Banks don't want to work with marijuana companies. It's time for that to change

Updated 1709 GMT (0109 HKT) March 14, 2019

Chat with us in Facebook Messenger. Find out what's happening in the world as it unfolds.

John Hudak is deputy director of the Center for Effective Public Management at the Brookings Institution. Aaron Klein is policy director of the Center on Regulation and Markets at the Brookings Institution. The opinions expressed in this commentary are their own.

Perspectives Hudak Klein

With thousands of cannabis businesses popping up in states that have legalized marijuana for medicinal or recreational use, one important problem remains: banking access.
Since cannabis remains illegal under federal law — and the federal government oversees all US banks and credit unions — banks are often skittish about granting bank accounts to these businesses. The failure to find a policy solution at the federal level has created several economic challenges and costly unintended consequences. Congress needs to pass legislation that makes clear that banks can work with marijuana companies in states that have legalized it without fear of penalty or costly red tape.
Only one in about 30 banks or credit unions across the United States accepts a cannabis business as a customer. Those that do take on cannabis companies often charge them hefty monthly account and transaction fees, in part to help offset the extra costs they incur by doing so.
While there is no law that says banks can or cannot do business with cannabis companies, banks are required to file reports to Uncle Sam detailing a customer's suspicious or illegal activities. That can prove costly. A bank can be subject to large fines if it incorrectly reports on its transactions, or if a future bank regulator accuses it of not following the reporting guidance properly. The reporting can be extensive, often covering every single action a customer takes, as it is based on the premise that the illegal activity is happening underground and the money trail is necessary to find the criminals. One small credit union in Oregon that serves marijuana businesses filed 13,500 reports over the past two years for approximately 500 cannabis clients.
The cost of these reports are passed on to the marijuana companies — often at a premium — and then on to consumers.
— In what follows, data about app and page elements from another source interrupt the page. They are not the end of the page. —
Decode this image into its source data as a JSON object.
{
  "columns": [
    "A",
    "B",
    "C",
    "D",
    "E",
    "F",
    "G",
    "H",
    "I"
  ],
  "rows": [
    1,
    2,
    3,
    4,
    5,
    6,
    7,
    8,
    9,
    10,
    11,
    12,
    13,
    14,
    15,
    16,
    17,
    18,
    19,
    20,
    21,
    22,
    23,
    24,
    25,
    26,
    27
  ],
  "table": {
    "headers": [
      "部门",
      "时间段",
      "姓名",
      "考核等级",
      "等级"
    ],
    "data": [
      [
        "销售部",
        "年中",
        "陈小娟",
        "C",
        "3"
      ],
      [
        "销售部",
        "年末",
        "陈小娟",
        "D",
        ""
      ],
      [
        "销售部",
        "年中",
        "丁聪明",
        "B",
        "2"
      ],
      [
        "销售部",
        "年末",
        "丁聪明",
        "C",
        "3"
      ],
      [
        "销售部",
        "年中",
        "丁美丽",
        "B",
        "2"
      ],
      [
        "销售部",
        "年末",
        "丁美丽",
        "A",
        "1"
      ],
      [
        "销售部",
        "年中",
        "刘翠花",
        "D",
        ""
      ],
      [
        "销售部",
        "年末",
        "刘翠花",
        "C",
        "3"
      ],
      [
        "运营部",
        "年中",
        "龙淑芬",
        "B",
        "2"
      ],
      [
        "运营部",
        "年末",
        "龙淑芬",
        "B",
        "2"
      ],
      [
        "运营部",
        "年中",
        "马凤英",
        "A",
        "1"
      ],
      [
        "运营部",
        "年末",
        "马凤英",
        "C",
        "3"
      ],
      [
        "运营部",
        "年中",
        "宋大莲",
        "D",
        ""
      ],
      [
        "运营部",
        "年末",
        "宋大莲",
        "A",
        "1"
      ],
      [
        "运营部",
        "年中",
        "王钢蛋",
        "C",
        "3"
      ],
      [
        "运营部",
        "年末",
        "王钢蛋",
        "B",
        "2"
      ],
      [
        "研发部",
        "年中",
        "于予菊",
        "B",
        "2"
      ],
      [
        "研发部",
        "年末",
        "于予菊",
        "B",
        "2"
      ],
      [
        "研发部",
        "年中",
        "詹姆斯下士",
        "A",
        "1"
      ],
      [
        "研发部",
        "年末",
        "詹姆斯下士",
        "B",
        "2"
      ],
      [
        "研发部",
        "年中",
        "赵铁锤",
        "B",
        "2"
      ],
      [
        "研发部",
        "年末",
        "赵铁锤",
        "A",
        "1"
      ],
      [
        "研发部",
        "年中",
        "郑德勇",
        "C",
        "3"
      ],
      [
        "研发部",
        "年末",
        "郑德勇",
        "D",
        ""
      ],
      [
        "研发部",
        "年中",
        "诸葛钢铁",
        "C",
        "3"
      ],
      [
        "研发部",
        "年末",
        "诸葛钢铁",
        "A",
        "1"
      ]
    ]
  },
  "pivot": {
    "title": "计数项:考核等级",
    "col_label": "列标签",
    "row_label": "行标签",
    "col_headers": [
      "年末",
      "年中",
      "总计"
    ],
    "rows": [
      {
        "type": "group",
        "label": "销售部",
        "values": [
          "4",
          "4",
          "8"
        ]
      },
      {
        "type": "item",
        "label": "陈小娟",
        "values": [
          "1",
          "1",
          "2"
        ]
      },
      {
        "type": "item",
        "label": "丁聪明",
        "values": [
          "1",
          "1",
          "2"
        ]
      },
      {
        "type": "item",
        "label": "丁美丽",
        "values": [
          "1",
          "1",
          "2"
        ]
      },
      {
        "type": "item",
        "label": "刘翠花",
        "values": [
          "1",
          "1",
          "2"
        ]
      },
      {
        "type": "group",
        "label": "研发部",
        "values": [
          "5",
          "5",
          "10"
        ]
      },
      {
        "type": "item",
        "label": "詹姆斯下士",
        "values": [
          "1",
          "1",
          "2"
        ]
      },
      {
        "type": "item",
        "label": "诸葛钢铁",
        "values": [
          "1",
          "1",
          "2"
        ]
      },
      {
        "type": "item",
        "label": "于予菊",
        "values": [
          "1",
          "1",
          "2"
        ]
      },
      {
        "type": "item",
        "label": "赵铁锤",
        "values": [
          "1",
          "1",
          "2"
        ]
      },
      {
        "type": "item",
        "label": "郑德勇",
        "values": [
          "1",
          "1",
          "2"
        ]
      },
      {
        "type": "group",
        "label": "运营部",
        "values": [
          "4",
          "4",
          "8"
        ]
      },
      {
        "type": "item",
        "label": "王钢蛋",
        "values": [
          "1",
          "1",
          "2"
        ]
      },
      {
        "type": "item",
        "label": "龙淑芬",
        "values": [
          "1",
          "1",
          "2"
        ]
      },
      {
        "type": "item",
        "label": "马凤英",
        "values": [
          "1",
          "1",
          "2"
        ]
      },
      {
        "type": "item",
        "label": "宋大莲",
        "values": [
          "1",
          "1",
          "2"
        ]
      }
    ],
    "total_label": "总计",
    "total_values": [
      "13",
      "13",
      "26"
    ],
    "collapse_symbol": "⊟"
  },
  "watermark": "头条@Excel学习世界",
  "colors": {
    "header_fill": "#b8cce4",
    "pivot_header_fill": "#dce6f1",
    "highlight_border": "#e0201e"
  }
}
This can make it more difficult for sick patients to afford state-regulated medical marijuana products and can lead to higher arrest rates among people who can't afford to buy on the legal market.